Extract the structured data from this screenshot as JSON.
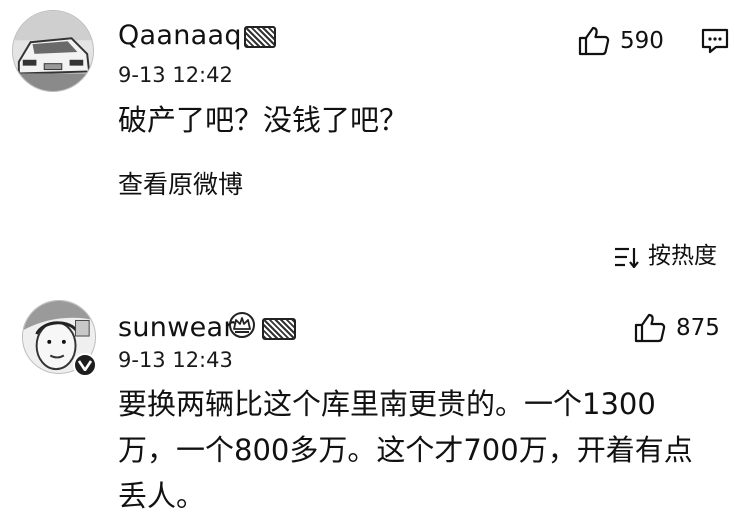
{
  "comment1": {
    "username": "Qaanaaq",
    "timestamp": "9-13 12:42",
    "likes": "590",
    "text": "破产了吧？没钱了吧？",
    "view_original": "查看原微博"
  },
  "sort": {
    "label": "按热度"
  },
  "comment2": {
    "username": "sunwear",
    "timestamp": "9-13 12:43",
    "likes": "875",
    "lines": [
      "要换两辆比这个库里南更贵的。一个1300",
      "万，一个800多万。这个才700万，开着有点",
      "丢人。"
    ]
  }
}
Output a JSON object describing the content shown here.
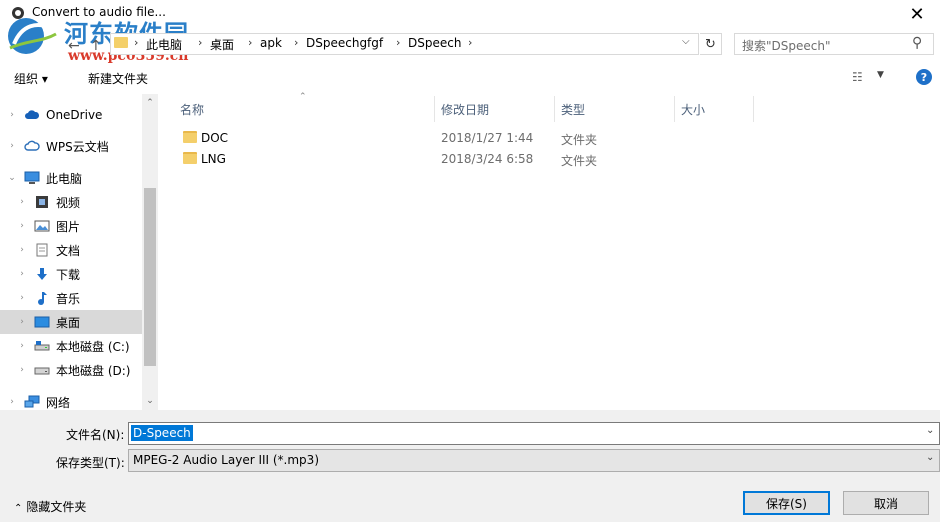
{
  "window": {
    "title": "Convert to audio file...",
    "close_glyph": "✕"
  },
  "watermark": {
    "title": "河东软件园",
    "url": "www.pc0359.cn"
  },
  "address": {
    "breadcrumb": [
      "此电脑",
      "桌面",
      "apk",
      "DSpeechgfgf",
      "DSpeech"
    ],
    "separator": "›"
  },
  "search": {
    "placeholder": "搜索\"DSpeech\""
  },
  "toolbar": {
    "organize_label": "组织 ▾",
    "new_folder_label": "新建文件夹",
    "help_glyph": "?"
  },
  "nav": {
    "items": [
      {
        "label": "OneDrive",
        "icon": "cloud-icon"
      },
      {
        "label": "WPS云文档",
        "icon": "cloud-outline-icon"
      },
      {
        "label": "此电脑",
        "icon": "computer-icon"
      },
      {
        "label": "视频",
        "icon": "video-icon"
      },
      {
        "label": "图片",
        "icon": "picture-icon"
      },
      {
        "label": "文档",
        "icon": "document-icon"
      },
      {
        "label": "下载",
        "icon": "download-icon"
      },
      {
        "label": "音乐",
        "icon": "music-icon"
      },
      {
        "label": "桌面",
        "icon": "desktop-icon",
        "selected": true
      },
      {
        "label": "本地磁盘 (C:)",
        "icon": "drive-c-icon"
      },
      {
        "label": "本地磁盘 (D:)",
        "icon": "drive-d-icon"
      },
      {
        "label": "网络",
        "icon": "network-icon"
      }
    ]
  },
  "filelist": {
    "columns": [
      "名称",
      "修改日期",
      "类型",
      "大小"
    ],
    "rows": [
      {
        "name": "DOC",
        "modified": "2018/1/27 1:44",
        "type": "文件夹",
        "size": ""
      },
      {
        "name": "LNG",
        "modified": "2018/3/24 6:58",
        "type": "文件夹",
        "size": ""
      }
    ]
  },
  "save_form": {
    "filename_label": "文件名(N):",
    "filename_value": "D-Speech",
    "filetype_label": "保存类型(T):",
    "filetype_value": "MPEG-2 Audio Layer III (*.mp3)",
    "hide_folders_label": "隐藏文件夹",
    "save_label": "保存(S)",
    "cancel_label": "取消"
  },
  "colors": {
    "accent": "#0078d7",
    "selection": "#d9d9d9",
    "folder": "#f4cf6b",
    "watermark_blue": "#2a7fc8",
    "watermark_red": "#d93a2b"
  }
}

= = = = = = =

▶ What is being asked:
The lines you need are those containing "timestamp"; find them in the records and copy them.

▶ Output of the exercise:
    "timestamp": "9-13 12:42",
    "timestamp": "9-13 12:43",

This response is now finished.